The Welsh Assembly has confirmed that two out of five cows that died this month on a beef farm in Glamorgan had anthrax

The disease was detected by routine blood tests carried out following sudden cattle deaths, and the positive results are the first in Britain since 2002.

Veterinary officials reported that anthrax was found 35 years ago on the same unnamed farm at Rhondda Cynon Taff.

A spokesperson said: “Under certain environmental conditions, anthrax spores may persist for many years. Full epidemiological investigations are being carried out to see if the present outbreak is related to the previous one.”

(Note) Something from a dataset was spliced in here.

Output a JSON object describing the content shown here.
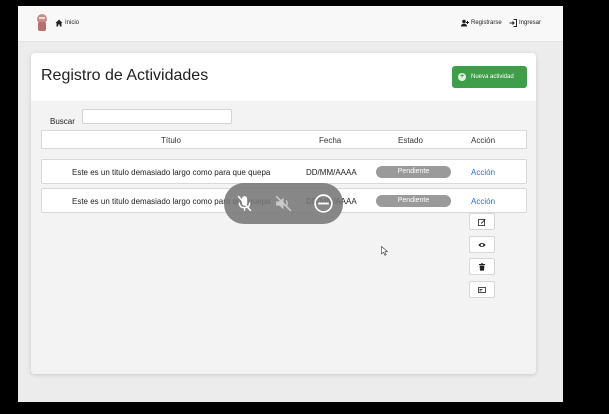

The cows with confirmed anthrax had been burned on site and their ashes disposed of in secure conditions in accordance with the Anthrax Order 1991.

Carcasses of other cattle that died had also been destroyed after informing incineration site staff about health and safety precautions.

Dr Chrisianne Glossop, chief veterinary officer for Wales, insisted that no animals from the farm had entered the food chain for a year, and that the quick action taken ensured that there was no threat to the public, farmers or other cattle in the area.

Gareth Vaughan, Farmers Union of Wales president, said the public should be reassured that incident had been dealt with swiftly and effectively.

“There is absolutely no threat to human health and no need for the public to panic,” Mr Vaughan claimed.